* [Exercise prompt]: The expected output is each line below containing "directory", copied in full.

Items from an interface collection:
━━━

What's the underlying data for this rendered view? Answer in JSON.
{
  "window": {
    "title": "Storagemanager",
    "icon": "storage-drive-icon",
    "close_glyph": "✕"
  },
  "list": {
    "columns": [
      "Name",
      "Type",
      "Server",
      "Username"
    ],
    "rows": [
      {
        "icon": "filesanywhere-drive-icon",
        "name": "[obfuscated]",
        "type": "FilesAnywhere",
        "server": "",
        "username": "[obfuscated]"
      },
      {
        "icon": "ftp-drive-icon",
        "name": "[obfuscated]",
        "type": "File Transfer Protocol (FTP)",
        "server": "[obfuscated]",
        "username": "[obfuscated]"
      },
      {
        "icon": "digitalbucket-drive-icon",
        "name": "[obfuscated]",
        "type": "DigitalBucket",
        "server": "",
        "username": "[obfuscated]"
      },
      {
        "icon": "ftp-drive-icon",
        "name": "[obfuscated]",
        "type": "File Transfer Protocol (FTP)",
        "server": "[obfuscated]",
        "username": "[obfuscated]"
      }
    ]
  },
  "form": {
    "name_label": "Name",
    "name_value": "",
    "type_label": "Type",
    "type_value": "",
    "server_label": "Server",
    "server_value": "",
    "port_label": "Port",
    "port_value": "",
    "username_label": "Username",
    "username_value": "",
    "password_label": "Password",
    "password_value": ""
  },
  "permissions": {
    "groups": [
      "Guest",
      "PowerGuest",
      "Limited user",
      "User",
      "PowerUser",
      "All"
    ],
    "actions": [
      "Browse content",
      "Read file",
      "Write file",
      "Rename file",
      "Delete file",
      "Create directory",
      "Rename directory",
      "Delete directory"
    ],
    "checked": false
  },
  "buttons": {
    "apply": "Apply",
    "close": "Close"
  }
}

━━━

* [Result of this exercise]:
      "Create directory",
      "Rename directory",
      "Delete directory"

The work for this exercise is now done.